Mysterious Russian satellite Kosmos 2499 breaks up apart in Earth’s orbit, leaving behind space debris
A mysterious event in the Earth’s orbit is giving a headache to the best of experts, back on Earth. A Russian satellite called Kosmos 2499 broke up in Earth’s orbit at an altitude of 1,169 kilometres on January 4 and left, leaving behind scores of space junk whipping around the planet.
According to the US Space Force’s 18th Space Defence Squadron, which tracks all the man-made objects in Earth’s orbit, the cloud of space debris could last in the atmosphere for well over a century.
As per NASA, orbital debris more than 1,000 km above the Earth will continue circulating the planet for hundred years or more before they fall black to Earth.
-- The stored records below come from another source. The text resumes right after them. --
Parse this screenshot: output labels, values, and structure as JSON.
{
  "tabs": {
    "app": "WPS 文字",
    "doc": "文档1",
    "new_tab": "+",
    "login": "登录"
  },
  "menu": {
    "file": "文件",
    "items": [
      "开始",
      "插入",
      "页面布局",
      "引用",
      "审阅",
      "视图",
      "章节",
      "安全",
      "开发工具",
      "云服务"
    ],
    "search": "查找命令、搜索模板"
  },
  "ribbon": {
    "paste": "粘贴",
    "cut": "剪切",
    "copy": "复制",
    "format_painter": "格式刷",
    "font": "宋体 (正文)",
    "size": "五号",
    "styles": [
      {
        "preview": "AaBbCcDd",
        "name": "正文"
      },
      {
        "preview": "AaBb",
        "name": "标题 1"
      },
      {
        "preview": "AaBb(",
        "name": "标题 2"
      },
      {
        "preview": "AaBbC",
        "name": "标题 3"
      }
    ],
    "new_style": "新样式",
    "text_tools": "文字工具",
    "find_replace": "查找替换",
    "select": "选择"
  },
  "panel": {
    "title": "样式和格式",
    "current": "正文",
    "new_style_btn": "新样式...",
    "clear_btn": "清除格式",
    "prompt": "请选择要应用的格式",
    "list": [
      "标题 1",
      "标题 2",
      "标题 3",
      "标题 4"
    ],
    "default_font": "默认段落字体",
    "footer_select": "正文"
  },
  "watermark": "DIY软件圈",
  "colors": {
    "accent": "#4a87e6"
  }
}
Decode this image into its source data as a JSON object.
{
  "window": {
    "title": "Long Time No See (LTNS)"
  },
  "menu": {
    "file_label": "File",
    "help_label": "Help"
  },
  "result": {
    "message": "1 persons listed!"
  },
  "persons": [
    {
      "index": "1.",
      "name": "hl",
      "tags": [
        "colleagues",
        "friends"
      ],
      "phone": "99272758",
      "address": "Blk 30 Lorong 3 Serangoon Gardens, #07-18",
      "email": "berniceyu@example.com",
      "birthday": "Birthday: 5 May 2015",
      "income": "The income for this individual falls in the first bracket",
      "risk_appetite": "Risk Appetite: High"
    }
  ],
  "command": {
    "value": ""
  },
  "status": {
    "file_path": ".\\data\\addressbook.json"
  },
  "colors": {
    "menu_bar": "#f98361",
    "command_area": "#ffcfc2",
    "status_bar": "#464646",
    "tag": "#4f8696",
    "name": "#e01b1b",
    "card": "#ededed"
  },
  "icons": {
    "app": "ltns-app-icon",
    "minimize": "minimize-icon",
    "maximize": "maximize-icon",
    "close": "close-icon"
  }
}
The Kosmos 2499 was launched by Russia in 2013 and 2014, alongside other Russian military communication satellites.
Mysterious history with Kosmos 2499
According to Harvard & Smithsonian Centre for Astrophysics (CfA) astronomer Jonathan McDowell, the fresh break-up of the satellite is the second such incident with the same satellite after the first one was reported on October 23, 2021.
Taking to Twitter, McDowell said that he suspects the new event is the further break-up of already broken parts.
Suspicion around Kosmos 2499
According to reports, Kosomos 2499 made some orbital manoeuvres that led to suspicions that it would allow spacecraft to attack and disable satellites.
The allegations from the foreign stakeholders forced erstwhile Roscosmos (Russian Space Agency) head Oleg Ostapenko to publicly clarify that Kosmos 2499 and a similar Kosmos 2491 satellite are not ‘killer satellites.